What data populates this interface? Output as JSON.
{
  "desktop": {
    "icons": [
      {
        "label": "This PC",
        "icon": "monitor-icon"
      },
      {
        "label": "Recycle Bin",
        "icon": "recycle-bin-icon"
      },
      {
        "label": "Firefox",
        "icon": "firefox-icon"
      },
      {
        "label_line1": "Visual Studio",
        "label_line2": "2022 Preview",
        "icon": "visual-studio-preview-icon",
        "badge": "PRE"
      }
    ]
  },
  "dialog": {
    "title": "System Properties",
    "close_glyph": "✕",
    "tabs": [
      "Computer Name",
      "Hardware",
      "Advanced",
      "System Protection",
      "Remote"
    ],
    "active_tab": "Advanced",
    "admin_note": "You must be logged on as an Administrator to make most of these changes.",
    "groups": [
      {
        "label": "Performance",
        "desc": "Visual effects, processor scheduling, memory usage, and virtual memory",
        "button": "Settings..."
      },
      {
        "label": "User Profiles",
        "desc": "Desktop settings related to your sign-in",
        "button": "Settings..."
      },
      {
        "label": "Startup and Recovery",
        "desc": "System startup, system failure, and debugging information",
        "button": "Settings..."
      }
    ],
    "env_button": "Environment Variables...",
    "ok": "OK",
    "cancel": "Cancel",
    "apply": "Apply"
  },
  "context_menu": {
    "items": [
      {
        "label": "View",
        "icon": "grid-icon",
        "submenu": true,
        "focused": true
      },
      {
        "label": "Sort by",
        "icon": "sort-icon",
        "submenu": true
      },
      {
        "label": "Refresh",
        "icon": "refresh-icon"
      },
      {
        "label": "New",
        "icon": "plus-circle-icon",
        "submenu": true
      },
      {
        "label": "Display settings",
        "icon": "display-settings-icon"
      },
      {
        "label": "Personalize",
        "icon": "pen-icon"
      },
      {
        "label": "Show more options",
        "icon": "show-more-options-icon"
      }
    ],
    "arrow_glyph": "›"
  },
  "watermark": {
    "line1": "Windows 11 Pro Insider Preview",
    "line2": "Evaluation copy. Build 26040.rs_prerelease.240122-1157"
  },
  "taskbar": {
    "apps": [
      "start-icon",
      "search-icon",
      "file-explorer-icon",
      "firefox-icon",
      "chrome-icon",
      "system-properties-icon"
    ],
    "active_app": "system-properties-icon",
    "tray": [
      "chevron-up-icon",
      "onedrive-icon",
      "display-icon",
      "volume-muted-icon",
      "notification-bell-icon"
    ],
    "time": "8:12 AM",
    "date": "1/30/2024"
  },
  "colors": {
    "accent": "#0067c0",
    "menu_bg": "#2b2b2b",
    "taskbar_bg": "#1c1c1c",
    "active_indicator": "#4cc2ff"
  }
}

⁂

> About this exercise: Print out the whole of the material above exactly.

> Result of the exercise:
What data populates this interface? Output as JSON.
{
  "desktop": {
    "icons": [
      {
        "label": "This PC",
        "icon": "monitor-icon"
      },
      {
        "label": "Recycle Bin",
        "icon": "recycle-bin-icon"
      },
      {
        "label": "Firefox",
        "icon": "firefox-icon"
      },
      {
        "label_line1": "Visual Studio",
        "label_line2": "2022 Preview",
        "icon": "visual-studio-preview-icon",
        "badge": "PRE"
      }
    ]
  },
  "dialog": {
    "title": "System Properties",
    "close_glyph": "✕",
    "tabs": [
      "Computer Name",
      "Hardware",
      "Advanced",
      "System Protection",
      "Remote"
    ],
    "active_tab": "Advanced",
    "admin_note": "You must be logged on as an Administrator to make most of these changes.",
    "groups": [
      {
        "label": "Performance",
        "desc": "Visual effects, processor scheduling, memory usage, and virtual memory",
        "button": "Settings..."
      },
      {
        "label": "User Profiles",
        "desc": "Desktop settings related to your sign-in",
        "button": "Settings..."
      },
      {
        "label": "Startup and Recovery",
        "desc": "System startup, system failure, and debugging information",
        "button": "Settings..."
      }
    ],
    "env_button": "Environment Variables...",
    "ok": "OK",
    "cancel": "Cancel",
    "apply": "Apply"
  },
  "context_menu": {
    "items": [
      {
        "label": "View",
        "icon": "grid-icon",
        "submenu": true,
        "focused": true
      },
      {
        "label": "Sort by",
        "icon": "sort-icon",
        "submenu": true
      },
      {
        "label": "Refresh",
        "icon": "refresh-icon"
      },
      {
        "label": "New",
        "icon": "plus-circle-icon",
        "submenu": true
      },
      {
        "label": "Display settings",
        "icon": "display-settings-icon"
      },
      {
        "label": "Personalize",
        "icon": "pen-icon"
      },
      {
        "label": "Show more options",
        "icon": "show-more-options-icon"
      }
    ],
    "arrow_glyph": "›"
  },
  "watermark": {
    "line1": "Windows 11 Pro Insider Preview",
    "line2": "Evaluation copy. Build 26040.rs_prerelease.240122-1157"
  },
  "taskbar": {
    "apps": [
      "start-icon",
      "search-icon",
      "file-explorer-icon",
      "firefox-icon",
      "chrome-icon",
      "system-properties-icon"
    ],
    "active_app": "system-properties-icon",
    "tray": [
      "chevron-up-icon",
      "onedrive-icon",
      "display-icon",
      "volume-muted-icon",
      "notification-bell-icon"
    ],
    "time": "8:12 AM",
    "date": "1/30/2024"
  },
  "colors": {
    "accent": "#0067c0",
    "menu_bg": "#2b2b2b",
    "taskbar_bg": "#1c1c1c",
    "active_indicator": "#4cc2ff"
  }
}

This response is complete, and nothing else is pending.